● WHAT THIS TASK INVOLVES:
For each line below that contains the word "state", make a copy.

● SUPPLIED RECORDS:
*** Begin section ***

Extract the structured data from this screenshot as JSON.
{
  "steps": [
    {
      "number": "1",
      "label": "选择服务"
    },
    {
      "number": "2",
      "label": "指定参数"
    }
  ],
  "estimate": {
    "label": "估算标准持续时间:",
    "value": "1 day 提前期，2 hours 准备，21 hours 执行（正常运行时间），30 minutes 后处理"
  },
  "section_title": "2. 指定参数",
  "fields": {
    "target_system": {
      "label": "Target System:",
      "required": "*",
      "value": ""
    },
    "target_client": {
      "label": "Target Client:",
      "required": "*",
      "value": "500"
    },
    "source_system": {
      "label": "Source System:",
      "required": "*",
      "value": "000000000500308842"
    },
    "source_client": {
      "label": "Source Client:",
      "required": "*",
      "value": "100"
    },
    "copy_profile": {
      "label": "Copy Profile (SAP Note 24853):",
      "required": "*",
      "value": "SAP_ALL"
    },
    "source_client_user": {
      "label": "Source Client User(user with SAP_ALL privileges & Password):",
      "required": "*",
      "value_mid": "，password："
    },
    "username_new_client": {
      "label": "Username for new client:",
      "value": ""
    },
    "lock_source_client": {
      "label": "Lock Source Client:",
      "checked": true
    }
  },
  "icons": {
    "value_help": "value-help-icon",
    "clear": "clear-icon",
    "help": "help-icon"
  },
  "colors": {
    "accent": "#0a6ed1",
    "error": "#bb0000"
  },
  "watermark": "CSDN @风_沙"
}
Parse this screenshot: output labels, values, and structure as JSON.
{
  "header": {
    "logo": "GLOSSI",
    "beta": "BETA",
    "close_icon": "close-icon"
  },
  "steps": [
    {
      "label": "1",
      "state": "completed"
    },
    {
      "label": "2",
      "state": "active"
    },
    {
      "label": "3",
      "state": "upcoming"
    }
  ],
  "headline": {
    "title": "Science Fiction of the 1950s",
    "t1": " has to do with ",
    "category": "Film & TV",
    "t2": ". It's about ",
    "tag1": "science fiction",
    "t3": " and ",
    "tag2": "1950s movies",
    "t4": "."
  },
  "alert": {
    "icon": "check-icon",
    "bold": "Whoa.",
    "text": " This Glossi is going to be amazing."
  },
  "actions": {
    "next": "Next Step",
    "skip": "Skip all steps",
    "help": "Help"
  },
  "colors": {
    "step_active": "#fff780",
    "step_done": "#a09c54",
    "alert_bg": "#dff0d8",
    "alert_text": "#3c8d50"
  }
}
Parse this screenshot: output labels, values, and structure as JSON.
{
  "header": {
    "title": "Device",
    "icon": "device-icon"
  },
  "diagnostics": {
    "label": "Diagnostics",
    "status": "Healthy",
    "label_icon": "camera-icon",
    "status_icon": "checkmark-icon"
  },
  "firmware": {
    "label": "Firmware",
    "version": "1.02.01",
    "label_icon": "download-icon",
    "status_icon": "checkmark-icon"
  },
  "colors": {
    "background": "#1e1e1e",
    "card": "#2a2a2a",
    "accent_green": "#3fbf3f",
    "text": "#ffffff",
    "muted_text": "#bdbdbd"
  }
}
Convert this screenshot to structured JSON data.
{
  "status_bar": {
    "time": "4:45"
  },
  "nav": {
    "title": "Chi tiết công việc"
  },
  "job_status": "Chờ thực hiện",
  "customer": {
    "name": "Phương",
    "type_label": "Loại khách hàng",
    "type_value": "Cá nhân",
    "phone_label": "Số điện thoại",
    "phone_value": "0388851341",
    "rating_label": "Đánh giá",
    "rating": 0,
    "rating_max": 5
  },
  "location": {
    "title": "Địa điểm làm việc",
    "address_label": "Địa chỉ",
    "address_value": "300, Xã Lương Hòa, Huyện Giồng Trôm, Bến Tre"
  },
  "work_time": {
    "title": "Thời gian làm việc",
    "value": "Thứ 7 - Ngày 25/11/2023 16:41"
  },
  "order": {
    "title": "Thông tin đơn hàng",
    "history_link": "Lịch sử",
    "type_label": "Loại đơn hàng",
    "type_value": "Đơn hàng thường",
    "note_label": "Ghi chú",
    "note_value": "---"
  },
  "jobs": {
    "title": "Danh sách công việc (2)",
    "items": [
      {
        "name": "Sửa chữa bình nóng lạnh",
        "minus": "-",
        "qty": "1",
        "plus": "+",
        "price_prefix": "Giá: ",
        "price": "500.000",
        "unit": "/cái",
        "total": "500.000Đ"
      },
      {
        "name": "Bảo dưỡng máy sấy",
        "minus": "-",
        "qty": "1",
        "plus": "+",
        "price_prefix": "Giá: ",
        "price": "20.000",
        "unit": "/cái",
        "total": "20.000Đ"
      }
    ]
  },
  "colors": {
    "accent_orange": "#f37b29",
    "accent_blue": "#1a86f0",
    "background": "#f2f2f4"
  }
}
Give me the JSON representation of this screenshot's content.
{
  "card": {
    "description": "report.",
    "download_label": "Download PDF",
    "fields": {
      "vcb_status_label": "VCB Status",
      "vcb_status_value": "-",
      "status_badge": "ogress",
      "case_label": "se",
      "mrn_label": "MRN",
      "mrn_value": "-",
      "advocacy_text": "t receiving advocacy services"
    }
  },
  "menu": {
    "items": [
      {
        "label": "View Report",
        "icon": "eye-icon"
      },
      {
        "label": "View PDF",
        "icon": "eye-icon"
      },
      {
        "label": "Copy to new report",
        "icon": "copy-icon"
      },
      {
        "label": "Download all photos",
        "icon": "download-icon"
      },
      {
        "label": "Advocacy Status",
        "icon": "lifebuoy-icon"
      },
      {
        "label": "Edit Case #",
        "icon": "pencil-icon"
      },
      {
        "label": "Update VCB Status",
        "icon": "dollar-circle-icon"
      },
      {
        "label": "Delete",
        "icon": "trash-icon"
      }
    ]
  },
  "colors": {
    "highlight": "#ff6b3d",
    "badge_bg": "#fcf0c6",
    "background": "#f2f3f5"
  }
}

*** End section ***

● SOLUTION TO THIS PROBLEM:
      "state": "completed"
      "state": "active"
      "state": "upcoming"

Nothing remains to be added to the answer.